The great and the good filed into Milan's famous gothic cathedral yesterday afternoon for the funeral mass of Cardinal Carlo Maria Martini, one of the church's best-loved figures. Pope Benedict XVI wasn't one of them, however. Cardinal Angelo Comastri, the head priest of St Peter's Basilica, represented the pontiff.
The deeply conservative Benedict would have read, like everyone else, the liberal Cardinal Martini's scathing verdict on the church and its current leadership, which he described as "200 years out of date". In his message relayed by Cardinal Comastri, the Pope nonetheless expressed his "closeness in affection and prayer to the entire diocese of Milan, the Jesuits and the relatives and all those who had loved and admired Cardinal Carlo Maria Martini".
In terms of like-minded theologians, Cardinal Martini was thought to have had few friends inside the Vatican. But among ordinary people – thousands of whom stood outside under grey skies to watch the ceremony on two giant TV screens – his standing was enormous.

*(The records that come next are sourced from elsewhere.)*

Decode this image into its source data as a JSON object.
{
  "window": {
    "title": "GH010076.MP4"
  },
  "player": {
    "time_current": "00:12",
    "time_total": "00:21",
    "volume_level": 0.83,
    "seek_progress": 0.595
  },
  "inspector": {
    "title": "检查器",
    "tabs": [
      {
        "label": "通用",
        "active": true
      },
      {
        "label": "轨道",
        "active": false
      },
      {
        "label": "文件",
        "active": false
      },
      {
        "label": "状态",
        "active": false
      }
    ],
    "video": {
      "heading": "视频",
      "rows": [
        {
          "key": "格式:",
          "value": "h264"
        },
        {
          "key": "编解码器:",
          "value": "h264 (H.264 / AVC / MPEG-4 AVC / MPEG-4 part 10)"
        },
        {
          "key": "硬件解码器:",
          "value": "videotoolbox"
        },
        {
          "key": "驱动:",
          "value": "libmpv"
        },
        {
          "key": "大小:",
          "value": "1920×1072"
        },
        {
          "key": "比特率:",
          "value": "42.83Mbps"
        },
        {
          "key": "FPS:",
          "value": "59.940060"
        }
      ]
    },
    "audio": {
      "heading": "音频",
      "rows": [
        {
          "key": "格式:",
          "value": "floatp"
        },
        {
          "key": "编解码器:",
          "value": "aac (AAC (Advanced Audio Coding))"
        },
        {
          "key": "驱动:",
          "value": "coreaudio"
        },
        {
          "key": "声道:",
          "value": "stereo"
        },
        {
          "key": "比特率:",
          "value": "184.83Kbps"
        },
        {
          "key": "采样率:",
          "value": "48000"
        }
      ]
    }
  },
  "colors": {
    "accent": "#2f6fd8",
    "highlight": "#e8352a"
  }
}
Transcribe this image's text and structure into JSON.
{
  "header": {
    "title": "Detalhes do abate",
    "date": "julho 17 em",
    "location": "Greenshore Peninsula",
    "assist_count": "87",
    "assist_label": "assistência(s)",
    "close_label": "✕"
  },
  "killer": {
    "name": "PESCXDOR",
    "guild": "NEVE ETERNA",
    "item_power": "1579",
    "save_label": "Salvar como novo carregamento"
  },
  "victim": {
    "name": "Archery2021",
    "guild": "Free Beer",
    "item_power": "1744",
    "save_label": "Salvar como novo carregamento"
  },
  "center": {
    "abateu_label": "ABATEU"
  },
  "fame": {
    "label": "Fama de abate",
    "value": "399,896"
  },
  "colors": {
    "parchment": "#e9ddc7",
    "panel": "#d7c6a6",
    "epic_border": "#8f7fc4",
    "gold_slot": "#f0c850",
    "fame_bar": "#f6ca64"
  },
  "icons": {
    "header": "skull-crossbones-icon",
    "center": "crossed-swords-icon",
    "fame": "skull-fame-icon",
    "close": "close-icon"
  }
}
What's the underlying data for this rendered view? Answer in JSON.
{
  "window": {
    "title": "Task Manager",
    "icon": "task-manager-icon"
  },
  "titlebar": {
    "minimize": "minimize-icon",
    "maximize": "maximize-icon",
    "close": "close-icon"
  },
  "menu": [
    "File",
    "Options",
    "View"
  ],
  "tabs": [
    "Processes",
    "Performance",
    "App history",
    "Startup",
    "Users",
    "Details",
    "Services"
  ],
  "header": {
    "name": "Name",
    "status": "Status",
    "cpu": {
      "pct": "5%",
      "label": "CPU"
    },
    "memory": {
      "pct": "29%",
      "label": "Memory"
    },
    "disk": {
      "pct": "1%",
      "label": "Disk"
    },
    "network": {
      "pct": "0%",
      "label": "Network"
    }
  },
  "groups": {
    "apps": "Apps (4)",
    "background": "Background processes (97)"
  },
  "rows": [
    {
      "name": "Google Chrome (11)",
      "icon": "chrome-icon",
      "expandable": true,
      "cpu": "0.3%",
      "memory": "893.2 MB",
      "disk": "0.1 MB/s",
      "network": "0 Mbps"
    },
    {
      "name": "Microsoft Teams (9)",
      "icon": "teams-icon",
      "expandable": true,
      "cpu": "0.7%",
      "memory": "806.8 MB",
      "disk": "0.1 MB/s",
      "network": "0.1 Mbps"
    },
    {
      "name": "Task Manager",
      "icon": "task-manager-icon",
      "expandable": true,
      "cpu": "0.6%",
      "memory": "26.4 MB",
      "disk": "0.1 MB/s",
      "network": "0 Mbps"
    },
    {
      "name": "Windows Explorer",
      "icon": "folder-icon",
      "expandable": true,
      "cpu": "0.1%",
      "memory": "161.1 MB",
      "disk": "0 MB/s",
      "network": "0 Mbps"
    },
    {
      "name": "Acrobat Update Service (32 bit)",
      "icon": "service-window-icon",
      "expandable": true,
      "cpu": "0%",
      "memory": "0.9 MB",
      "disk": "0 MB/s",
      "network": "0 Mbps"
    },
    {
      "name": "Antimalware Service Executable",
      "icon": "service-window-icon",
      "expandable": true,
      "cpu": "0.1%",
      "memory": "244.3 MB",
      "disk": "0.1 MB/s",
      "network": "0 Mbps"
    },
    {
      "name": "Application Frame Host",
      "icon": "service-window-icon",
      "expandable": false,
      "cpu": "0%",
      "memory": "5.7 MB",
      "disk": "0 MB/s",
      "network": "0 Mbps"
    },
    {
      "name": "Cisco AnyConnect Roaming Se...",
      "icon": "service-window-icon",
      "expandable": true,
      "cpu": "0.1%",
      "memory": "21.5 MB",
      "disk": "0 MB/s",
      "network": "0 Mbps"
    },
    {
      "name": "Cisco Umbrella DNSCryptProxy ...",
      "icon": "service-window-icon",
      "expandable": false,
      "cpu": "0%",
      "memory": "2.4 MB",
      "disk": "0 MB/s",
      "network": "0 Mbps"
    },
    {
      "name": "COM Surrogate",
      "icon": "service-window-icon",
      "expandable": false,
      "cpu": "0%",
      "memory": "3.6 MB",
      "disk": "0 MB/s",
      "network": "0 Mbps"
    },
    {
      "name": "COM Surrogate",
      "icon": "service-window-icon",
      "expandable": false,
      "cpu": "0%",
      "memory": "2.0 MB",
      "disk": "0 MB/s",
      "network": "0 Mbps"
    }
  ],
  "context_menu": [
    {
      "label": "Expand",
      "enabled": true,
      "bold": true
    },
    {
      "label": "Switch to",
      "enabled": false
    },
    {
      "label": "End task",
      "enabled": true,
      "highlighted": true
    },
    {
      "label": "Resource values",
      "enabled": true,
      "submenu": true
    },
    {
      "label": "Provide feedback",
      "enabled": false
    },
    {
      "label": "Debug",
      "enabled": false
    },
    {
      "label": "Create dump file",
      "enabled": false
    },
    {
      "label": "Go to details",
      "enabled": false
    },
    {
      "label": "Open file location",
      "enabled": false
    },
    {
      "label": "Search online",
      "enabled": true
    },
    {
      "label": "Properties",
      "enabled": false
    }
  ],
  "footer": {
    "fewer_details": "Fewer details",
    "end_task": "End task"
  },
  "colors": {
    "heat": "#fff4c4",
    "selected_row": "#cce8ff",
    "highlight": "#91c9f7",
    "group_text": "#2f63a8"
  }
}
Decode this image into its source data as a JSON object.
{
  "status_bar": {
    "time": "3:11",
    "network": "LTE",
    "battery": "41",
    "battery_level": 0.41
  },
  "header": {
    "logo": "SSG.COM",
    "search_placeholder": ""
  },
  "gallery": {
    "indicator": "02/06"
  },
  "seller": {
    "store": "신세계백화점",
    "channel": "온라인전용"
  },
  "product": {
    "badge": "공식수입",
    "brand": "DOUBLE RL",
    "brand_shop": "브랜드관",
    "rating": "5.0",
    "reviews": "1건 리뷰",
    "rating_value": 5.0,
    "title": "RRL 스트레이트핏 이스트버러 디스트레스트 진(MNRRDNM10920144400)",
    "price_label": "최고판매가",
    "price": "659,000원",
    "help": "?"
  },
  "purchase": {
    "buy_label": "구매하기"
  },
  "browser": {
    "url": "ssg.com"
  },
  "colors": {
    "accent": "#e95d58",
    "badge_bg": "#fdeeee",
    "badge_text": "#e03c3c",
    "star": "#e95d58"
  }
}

These people were quick to praise of the former Archbishop of Milan, who died on Friday, aged 85.
"He was always ahead of the rest of the church," said Michele Novaga, an aid worker.
"I think he probably understood that the people wanted another sort of church."
Elisabetta Grassi, a secretary, said: "I'm not really very religious, but I think he was a great man – and he commanded respect and admiration from people who were not church-goers. That's because he sought to include people and care about them, regardless of their background."